Task to carry out.
Print the data once more, exactly as given. Drop the pictures.

Available data.
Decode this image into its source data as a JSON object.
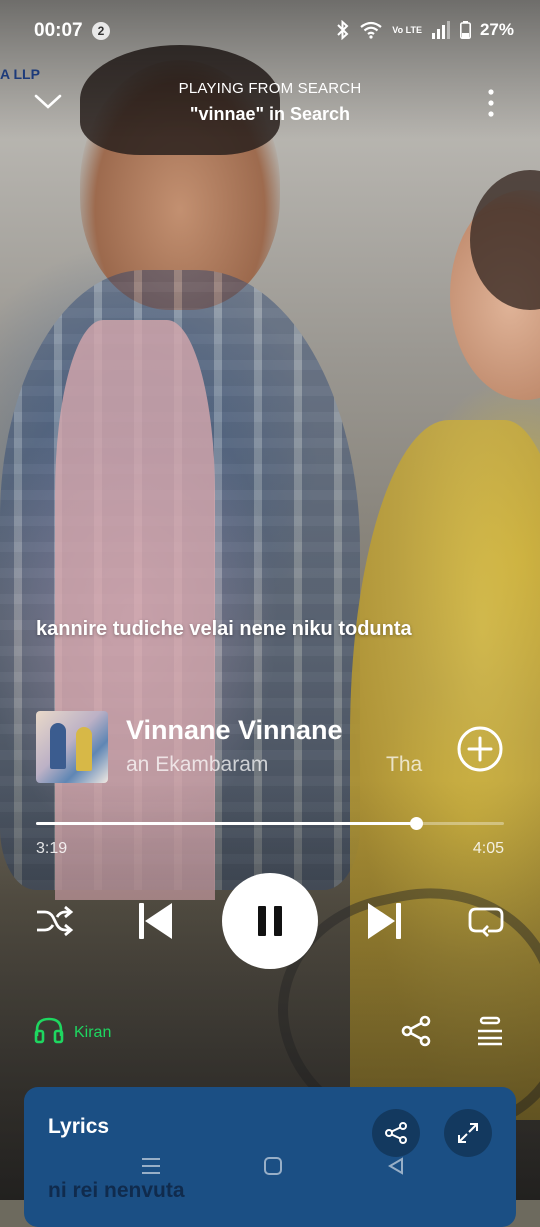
{
  "status_bar": {
    "time": "00:07",
    "notification_count": "2",
    "network_label": "Vo LTE",
    "battery": "27%"
  },
  "header": {
    "context_label": "PLAYING FROM SEARCH",
    "context_name": "\"vinnae\" in Search"
  },
  "background": {
    "logo_text": "A LLP"
  },
  "current_lyric": "kannire tudiche velai nene niku todunta",
  "track": {
    "title": "Vinnane Vinnane",
    "artist_scroll": "an Ekambaram",
    "artist_scroll_next": "Tha"
  },
  "playback": {
    "elapsed": "3:19",
    "duration": "4:05",
    "progress_fraction": 0.813,
    "state": "playing"
  },
  "device": {
    "name": "Kiran",
    "icon": "headphones-icon",
    "color": "#1ed760"
  },
  "lyrics_card": {
    "title": "Lyrics",
    "preview_line": "ni rei nenvuta",
    "background": "#1b4f84"
  }
}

Task result.
Decode this image into its source data as a JSON object.
{
  "status_bar": {
    "time": "00:07",
    "notification_count": "2",
    "network_label": "Vo LTE",
    "battery": "27%"
  },
  "header": {
    "context_label": "PLAYING FROM SEARCH",
    "context_name": "\"vinnae\" in Search"
  },
  "background": {
    "logo_text": "A LLP"
  },
  "current_lyric": "kannire tudiche velai nene niku todunta",
  "track": {
    "title": "Vinnane Vinnane",
    "artist_scroll": "an Ekambaram",
    "artist_scroll_next": "Tha"
  },
  "playback": {
    "elapsed": "3:19",
    "duration": "4:05",
    "progress_fraction": 0.813,
    "state": "playing"
  },
  "device": {
    "name": "Kiran",
    "icon": "headphones-icon",
    "color": "#1ed760"
  },
  "lyrics_card": {
    "title": "Lyrics",
    "preview_line": "ni rei nenvuta",
    "background": "#1b4f84"
  }
}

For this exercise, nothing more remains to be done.